About this task:
For each entry, output its words exactly and leave any picture behind.
### Raw data
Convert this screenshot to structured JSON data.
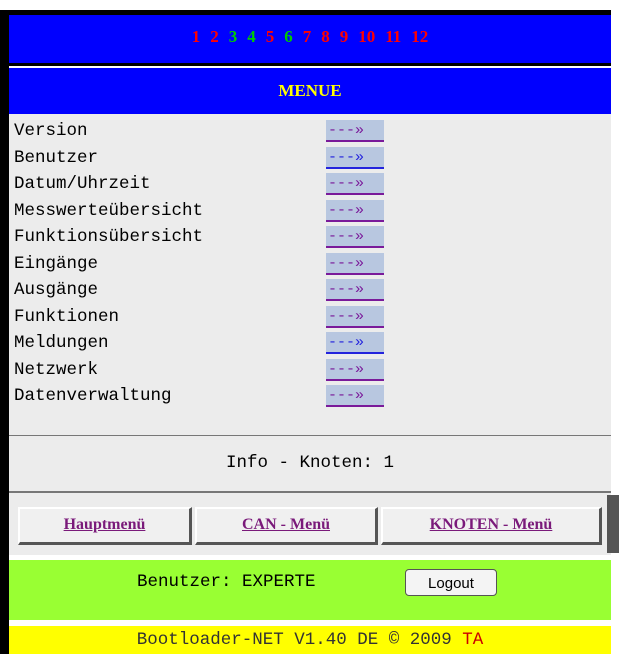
{
  "node_bar": {
    "nodes": [
      {
        "label": "1",
        "color": "#ff0000"
      },
      {
        "label": "2",
        "color": "#ff0000"
      },
      {
        "label": "3",
        "color": "#00cc00"
      },
      {
        "label": "4",
        "color": "#00cc00"
      },
      {
        "label": "5",
        "color": "#ff0000"
      },
      {
        "label": "6",
        "color": "#00cc00"
      },
      {
        "label": "7",
        "color": "#ff0000"
      },
      {
        "label": "8",
        "color": "#ff0000"
      },
      {
        "label": "9",
        "color": "#ff0000"
      },
      {
        "label": "10",
        "color": "#ff0000"
      },
      {
        "label": "11",
        "color": "#ff0000"
      },
      {
        "label": "12",
        "color": "#ff0000"
      }
    ]
  },
  "menu": {
    "title": "MENUE",
    "arrow": "---»",
    "items": [
      {
        "label": "Version"
      },
      {
        "label": "Benutzer"
      },
      {
        "label": "Datum/Uhrzeit"
      },
      {
        "label": "Messwerteübersicht"
      },
      {
        "label": "Funktionsübersicht"
      },
      {
        "label": "Eingänge"
      },
      {
        "label": "Ausgänge"
      },
      {
        "label": "Funktionen"
      },
      {
        "label": "Meldungen"
      },
      {
        "label": "Netzwerk"
      },
      {
        "label": "Datenverwaltung"
      }
    ]
  },
  "info": {
    "text": "Info - Knoten: 1"
  },
  "tabs": [
    {
      "label": "Hauptmenü"
    },
    {
      "label": "CAN - Menü"
    },
    {
      "label": "KNOTEN - Menü"
    }
  ],
  "user": {
    "label": "Benutzer: EXPERTE",
    "logout_label": "Logout"
  },
  "footer": {
    "text": "Bootloader-NET V1.40  DE © 2009",
    "brand": "TA"
  },
  "colors": {
    "bar_blue": "#0000ff",
    "title_yellow": "#ffff00",
    "user_green": "#99ff33",
    "footer_yellow": "#ffff00"
  }
}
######
Solution to the exercise:
Convert this screenshot to structured JSON data.
{
  "node_bar": {
    "nodes": [
      {
        "label": "1",
        "color": "#ff0000"
      },
      {
        "label": "2",
        "color": "#ff0000"
      },
      {
        "label": "3",
        "color": "#00cc00"
      },
      {
        "label": "4",
        "color": "#00cc00"
      },
      {
        "label": "5",
        "color": "#ff0000"
      },
      {
        "label": "6",
        "color": "#00cc00"
      },
      {
        "label": "7",
        "color": "#ff0000"
      },
      {
        "label": "8",
        "color": "#ff0000"
      },
      {
        "label": "9",
        "color": "#ff0000"
      },
      {
        "label": "10",
        "color": "#ff0000"
      },
      {
        "label": "11",
        "color": "#ff0000"
      },
      {
        "label": "12",
        "color": "#ff0000"
      }
    ]
  },
  "menu": {
    "title": "MENUE",
    "arrow": "---»",
    "items": [
      {
        "label": "Version"
      },
      {
        "label": "Benutzer"
      },
      {
        "label": "Datum/Uhrzeit"
      },
      {
        "label": "Messwerteübersicht"
      },
      {
        "label": "Funktionsübersicht"
      },
      {
        "label": "Eingänge"
      },
      {
        "label": "Ausgänge"
      },
      {
        "label": "Funktionen"
      },
      {
        "label": "Meldungen"
      },
      {
        "label": "Netzwerk"
      },
      {
        "label": "Datenverwaltung"
      }
    ]
  },
  "info": {
    "text": "Info - Knoten: 1"
  },
  "tabs": [
    {
      "label": "Hauptmenü"
    },
    {
      "label": "CAN - Menü"
    },
    {
      "label": "KNOTEN - Menü"
    }
  ],
  "user": {
    "label": "Benutzer: EXPERTE",
    "logout_label": "Logout"
  },
  "footer": {
    "text": "Bootloader-NET V1.40  DE © 2009",
    "brand": "TA"
  },
  "colors": {
    "bar_blue": "#0000ff",
    "title_yellow": "#ffff00",
    "user_green": "#99ff33",
    "footer_yellow": "#ffff00"
  }
}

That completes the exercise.